An embodiment of emotion both personal and cultural, Colin Ray’s lead vocal is bluegrass passion personified in “A Memory of You,” a cornerstone track of Jeff Parker & Company’s new record Time Has Made a Change, but without the harmony that Ray creates with Parker and Rickey Wasson, I don’t know that this song would be any more of a hit than the other tracks on the album are. Time Has Made a Change is a bluegrass exhibition centered almost exclusively on harmonies reminiscent of an ocean tidal wave, and if you know anything about the musicians responsible for its creation, you can bet that it’s got a lot to offer listeners of all ages and backgrounds.
The fiddle parts in “Southern Wind,” “Dixieland or Bust,” “Time Has Made a Change in Me” and “Carolina Line” (all of which are performed by Ronnie Stewart except for “Carolina Line,” which is performed by Dan Boner) demand a reaction out of us even more often than the verses do, and although the mix is layered to divide our attention between all of the elements in the songs, they steal a lot of the spotlight in these particular tracks. At once soothing and searing when it counts the most, the fiddle-led harmonies are much more than an embellishment on the melodies from the mandolin and guitar; they’re essentially a staple of this record’s principal charm.
Bassist Andy Brown contributes some great tonality to the big picture, and though some of his lines are a bit more prominent than they need to be (primarily in “He Guides My Life,” “Wrong” and “A Memory of You”), they never even come close to the realm of overindulgence. Without the weightiness of the low-end parts in Time Has Made a Change, you could definitely make the argument that the grooves wouldn’t swing nearly as much as they ultimately do here, and that alone would negatively change the personality of these songs and soften their bluegrass aesthetic tremendously.

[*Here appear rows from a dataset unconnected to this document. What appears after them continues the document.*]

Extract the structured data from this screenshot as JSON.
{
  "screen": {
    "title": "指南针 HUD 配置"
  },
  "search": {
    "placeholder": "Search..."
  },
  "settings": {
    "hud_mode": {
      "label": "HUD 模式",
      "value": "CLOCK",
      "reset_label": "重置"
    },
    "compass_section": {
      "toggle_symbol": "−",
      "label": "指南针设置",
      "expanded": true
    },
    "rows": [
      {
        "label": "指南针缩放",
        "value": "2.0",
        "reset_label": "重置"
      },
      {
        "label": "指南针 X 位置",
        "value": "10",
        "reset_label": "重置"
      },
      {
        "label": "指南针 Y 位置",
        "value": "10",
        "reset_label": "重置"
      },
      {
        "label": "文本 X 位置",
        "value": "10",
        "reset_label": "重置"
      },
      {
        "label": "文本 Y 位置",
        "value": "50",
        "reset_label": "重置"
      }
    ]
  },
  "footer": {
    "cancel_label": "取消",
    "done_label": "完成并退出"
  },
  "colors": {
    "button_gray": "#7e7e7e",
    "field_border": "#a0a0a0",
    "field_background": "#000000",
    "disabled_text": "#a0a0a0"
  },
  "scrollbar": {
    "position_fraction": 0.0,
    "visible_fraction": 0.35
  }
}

I would have started off the tracklist with “Carolina Line” and “Time Has Made a Change in Me” were I had been put in charge of the production, but only to make the flow of the songs a little better than it already is. For the most part, Jeff Parker & Company sound really relaxed and unrushed in all of this material, and in comparison to the past four records we’ve seen from the outfit, it’s probably one of the more forward-thinking and experimental in terms of construction, which isn’t all that common a combination anymore.
You don’t have to be a bluegrass fanatic to appreciate what Jeff Parker & Company are doing for their fans in Time Has Made a Change, but for listeners who live for a good Kentucky rhythm, this is an awesome addition to an otherwise hit or miss year for the genre as a whole. I know that it won’t be the last record that I pick up from the band, and after you give it a peek for yourself, I have a feeling you’re going to be inclined to share my sentiments.